▶ [What the task requires]: All lines in the material with the string "link" should be listed.

▶ [Extracted records]:
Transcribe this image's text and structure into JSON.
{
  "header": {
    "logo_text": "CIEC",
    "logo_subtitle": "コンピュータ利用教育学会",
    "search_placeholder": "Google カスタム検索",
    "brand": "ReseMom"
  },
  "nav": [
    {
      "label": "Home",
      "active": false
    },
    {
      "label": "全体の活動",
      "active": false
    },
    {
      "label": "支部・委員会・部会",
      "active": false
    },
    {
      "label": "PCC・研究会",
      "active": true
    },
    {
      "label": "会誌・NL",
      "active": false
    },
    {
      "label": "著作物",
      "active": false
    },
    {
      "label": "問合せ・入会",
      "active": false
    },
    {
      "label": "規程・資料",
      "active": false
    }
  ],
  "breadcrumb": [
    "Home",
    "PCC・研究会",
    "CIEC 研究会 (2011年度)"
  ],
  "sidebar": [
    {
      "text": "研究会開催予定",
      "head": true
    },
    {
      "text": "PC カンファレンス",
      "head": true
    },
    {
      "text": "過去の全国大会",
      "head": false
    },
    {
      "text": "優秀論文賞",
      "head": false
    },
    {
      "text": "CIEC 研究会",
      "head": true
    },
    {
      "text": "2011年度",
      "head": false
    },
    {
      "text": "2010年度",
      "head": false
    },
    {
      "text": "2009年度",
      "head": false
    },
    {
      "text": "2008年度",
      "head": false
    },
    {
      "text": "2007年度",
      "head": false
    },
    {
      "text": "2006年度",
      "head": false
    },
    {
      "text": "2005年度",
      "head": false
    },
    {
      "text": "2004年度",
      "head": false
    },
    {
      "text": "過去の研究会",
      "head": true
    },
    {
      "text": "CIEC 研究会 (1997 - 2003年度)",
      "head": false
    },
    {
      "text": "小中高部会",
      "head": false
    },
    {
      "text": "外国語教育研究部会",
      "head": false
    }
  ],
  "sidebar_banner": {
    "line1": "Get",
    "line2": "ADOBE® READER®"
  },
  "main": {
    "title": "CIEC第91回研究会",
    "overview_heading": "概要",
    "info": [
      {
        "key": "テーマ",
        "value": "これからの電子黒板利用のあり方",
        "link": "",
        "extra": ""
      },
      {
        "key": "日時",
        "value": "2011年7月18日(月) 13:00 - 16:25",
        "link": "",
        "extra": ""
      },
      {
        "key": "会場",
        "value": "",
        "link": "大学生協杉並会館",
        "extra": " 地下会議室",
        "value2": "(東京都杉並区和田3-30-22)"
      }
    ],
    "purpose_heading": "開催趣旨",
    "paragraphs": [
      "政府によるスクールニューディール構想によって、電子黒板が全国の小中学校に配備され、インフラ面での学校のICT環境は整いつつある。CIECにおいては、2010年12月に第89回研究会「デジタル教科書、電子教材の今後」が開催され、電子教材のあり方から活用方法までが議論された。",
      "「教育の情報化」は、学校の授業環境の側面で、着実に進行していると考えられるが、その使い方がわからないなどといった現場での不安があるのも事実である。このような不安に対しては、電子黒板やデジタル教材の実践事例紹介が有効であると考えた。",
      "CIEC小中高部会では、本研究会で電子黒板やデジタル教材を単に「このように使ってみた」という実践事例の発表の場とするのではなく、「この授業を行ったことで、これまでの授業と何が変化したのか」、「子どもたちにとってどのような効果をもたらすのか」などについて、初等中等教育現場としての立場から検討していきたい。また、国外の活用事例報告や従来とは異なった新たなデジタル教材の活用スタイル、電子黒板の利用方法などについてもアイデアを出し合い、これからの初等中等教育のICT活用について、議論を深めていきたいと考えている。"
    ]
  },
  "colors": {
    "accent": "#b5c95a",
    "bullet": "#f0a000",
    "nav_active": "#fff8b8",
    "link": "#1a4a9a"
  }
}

▶ [Solution to this exercise]:
        "link": "",
        "link": "",
        "link": "大学生協杉並会館",
    "link": "#1a4a9a"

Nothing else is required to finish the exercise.